Another way of getting at this mystery is the doctrine of perichoresis, which has been defined as “co-indwelling, co-inhering, and mutual interpenetration.” Alister McGrath writes that it “allows the individuality of the persons to be maintained, while insisting that each person shares in the life of the other two. An image often used to express this idea is that of a ‘community of being,’ in which each person, while maintaining its distinctive identity, penetrates the others and is penetrated by them.”

This doctrine is rooted in Scripture that uses the language of “in” when discussing how the Father, Son and Spirit are connected. For example, “Believe me when I say that I am in the Father and the Father is in me; or at least believe on the evidence of the works themselves” (Jn 14:11). This is intimacy, openness and vulnerability at its very best.

The Safest Community

Relational safety is one of the greatest and yet rarest gifts in life. We’ve all felt the sting of betrayal from those we believed were safe. To be stabbed in the back requires closeness….that’s why it hurts so badly. It’s another matter altogether to take a gunshot wound from some stranger miles away. We were made for relationships and yet they are always risky endeavors. To be in relationship is to risk. I have been thinking about this dynamic from a theological perspective.

Theology lies at the root of relationship. It all starts with the Triune God. The Father, Son and Holy Spirit embody genuine relationship. God himself is the icon of true community, the blueprint for all relational interaction. The relationships between the three persons are marked by total trust, loyalty and love. In the divine community, trust has never been breached. Betrayal is non-existent. Vulnerability and transparency are common and without risk. This is the safest community.

Many have suggested that the “image of God” in Genesis has relational and communal dimensions. It’s hard to disagree with this assertion…we were clearly made for relationship and this is clearly anchored in the nature of the God who made us as image-bearers. We were made to know the wonder of a safe community…a place with no anxiety, no posturing, no self-justification, no fear—just peace, love, comfort, joy and the freedom to just be.
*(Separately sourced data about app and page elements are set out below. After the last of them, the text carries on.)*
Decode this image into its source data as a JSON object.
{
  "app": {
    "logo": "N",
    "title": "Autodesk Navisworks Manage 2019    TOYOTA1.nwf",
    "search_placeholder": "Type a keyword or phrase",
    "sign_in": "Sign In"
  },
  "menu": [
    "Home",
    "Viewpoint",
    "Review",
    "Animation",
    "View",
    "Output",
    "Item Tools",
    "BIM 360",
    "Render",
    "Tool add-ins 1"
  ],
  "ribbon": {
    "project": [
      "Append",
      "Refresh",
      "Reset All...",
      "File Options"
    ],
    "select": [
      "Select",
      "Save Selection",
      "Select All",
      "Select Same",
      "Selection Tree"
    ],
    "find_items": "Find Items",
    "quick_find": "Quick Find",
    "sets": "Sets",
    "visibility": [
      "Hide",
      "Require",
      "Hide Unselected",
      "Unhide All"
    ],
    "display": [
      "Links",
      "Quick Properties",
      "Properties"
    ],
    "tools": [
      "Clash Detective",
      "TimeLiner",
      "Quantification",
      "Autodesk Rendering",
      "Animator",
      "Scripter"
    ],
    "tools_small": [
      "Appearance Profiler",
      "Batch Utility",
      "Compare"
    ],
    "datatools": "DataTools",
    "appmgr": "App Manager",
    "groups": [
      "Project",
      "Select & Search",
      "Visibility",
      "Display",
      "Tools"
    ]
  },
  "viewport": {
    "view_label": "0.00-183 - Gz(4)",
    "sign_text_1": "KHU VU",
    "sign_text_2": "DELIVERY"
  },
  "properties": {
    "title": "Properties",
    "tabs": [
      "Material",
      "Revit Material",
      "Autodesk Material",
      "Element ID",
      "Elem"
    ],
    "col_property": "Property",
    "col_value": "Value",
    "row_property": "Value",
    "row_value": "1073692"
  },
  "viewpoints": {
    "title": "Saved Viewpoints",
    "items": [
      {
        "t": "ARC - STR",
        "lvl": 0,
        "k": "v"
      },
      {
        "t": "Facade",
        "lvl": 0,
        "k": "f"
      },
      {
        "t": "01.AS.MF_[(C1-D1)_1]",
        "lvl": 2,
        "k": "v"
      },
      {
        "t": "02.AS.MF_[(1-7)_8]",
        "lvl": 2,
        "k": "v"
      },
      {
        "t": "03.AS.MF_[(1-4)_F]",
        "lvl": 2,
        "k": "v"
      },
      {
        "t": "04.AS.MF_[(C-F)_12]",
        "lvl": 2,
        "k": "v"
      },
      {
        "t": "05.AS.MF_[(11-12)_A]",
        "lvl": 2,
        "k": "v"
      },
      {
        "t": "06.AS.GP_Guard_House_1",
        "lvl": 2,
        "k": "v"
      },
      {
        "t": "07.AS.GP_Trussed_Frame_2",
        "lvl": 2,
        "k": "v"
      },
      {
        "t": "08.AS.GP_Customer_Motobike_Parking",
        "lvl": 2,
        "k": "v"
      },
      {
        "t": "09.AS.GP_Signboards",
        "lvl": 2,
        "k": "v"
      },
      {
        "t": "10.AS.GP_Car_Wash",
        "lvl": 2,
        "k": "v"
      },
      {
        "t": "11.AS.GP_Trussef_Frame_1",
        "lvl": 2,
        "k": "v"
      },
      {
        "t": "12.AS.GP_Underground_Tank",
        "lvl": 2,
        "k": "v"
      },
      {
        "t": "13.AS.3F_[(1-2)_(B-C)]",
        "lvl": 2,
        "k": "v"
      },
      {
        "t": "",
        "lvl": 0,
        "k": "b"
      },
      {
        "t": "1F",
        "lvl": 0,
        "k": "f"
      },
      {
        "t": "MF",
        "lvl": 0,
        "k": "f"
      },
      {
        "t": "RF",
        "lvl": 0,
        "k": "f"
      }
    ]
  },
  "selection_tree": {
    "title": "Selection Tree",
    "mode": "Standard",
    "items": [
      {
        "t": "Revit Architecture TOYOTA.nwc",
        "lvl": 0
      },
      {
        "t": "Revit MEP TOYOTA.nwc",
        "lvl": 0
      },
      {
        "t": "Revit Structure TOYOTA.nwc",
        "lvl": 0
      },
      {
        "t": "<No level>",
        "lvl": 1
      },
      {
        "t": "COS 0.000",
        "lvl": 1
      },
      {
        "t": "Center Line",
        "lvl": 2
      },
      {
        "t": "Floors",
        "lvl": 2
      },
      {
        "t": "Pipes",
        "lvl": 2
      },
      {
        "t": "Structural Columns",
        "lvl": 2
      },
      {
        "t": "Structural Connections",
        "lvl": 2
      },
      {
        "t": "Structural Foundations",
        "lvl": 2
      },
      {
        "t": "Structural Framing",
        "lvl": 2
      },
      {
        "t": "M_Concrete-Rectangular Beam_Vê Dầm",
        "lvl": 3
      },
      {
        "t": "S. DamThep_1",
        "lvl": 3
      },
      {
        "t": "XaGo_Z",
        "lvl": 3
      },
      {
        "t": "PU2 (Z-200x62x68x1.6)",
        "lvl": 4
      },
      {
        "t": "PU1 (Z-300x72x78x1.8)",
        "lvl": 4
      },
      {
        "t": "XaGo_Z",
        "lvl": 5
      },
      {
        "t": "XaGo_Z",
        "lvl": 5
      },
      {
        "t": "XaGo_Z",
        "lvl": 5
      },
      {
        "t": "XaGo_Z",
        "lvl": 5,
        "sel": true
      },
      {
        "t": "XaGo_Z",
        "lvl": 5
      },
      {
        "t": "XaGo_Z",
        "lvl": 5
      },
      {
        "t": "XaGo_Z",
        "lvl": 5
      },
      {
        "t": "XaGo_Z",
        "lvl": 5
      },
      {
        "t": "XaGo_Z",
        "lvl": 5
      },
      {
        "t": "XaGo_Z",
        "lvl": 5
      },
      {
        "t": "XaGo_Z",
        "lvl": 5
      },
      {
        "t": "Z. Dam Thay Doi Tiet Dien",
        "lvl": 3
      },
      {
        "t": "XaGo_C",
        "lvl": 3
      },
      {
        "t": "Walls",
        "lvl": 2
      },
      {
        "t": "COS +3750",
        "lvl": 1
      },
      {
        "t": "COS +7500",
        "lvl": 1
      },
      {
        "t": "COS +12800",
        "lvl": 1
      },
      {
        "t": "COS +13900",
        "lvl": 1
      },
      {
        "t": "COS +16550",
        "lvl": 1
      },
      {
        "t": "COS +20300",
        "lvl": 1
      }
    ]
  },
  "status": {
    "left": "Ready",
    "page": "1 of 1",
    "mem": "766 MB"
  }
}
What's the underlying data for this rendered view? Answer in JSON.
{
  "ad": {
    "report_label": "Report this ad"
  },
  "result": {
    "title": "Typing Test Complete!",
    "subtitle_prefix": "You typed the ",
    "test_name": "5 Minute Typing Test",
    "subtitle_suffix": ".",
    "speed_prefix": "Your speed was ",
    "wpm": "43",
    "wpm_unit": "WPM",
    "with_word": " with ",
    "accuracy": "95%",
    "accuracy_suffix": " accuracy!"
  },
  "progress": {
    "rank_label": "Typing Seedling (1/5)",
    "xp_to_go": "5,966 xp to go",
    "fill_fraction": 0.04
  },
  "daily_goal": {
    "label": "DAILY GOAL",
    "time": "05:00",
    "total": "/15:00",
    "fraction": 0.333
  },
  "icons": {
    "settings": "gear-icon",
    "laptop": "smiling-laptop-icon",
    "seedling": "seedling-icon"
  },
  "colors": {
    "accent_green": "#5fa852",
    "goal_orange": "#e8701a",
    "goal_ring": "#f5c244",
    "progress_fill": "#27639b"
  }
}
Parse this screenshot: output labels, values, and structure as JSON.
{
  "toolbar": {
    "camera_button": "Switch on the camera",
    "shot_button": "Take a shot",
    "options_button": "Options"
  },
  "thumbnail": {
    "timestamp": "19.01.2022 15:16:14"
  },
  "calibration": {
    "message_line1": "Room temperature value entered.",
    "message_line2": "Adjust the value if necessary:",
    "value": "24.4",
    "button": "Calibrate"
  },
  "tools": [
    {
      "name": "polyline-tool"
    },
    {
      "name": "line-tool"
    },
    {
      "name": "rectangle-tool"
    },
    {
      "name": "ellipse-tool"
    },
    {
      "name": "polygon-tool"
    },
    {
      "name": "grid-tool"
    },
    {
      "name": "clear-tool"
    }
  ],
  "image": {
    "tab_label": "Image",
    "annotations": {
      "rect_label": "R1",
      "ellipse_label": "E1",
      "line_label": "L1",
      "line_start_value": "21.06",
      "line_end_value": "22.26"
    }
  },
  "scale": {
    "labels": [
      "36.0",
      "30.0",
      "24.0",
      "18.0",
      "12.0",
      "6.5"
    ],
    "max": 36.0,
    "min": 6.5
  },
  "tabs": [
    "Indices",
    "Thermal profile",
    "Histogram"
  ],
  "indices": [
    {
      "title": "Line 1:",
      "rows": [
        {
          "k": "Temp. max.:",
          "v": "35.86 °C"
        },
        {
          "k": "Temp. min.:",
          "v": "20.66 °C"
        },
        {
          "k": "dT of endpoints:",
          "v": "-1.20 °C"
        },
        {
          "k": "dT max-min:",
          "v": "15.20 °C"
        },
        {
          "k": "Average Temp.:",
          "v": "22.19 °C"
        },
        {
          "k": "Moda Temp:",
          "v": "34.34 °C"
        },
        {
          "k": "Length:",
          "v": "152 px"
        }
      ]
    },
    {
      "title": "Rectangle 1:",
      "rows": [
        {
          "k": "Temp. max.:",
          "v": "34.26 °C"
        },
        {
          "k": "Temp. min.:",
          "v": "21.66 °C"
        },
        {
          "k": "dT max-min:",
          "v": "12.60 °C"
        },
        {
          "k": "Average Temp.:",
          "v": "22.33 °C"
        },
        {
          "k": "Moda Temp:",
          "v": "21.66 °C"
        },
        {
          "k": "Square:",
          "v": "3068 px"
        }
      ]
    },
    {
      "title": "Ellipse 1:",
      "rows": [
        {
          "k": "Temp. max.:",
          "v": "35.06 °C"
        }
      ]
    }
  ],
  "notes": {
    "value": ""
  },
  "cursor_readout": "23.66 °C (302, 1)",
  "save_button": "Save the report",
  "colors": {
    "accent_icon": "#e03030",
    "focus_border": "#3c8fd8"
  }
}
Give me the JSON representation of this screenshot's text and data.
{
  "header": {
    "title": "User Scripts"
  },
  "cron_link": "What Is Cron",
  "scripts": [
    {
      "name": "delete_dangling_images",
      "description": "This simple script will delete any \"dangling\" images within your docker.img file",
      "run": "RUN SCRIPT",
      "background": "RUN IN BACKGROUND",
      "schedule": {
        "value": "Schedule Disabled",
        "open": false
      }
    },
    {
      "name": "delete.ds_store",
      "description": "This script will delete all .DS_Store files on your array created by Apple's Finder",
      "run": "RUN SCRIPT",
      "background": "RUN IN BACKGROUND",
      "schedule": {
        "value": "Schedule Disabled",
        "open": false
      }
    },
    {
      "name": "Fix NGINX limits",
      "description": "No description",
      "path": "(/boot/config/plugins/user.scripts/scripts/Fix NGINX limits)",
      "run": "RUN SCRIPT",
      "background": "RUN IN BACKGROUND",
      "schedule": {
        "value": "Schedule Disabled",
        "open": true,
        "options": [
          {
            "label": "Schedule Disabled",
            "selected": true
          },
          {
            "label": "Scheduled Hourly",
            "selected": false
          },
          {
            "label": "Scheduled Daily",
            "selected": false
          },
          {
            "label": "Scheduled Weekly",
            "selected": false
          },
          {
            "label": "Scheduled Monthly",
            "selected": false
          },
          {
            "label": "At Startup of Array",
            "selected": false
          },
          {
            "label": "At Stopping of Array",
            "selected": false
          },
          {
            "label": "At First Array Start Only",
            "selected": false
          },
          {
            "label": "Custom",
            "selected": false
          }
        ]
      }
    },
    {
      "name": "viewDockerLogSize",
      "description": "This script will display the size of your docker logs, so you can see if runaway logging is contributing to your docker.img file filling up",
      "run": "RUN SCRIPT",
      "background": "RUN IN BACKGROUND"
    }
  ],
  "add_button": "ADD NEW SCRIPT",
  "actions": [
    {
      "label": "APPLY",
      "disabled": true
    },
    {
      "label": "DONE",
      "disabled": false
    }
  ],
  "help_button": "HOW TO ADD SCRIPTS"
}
The fall, which has been more aptly described as a rupture, introduced tremendous risk into our relational dynamics. It destroyed our vertical relationship with God and our horizontal relationships with each other. Instead of safety, we experience fear and danger with each other.

Redemption is all about healing the rupture that has torn us and our world apart. The cross and resurrection speak of the God who is wounded that we might be healed. This gospel displays a deeply relational God who comes to reconcile all that has been divided. It is his suffering that creates a way back to him and makes fellowship with the Triune community possible once again.

Everyone aches for a safe community. By mimicking the way the Father, Son and Spirit relate to one another we bend this vertical fellowship horizontal. We provide pockets of safety for others. Pockets, which are foretastes of our future hope…perfect security with God and man on the new earth.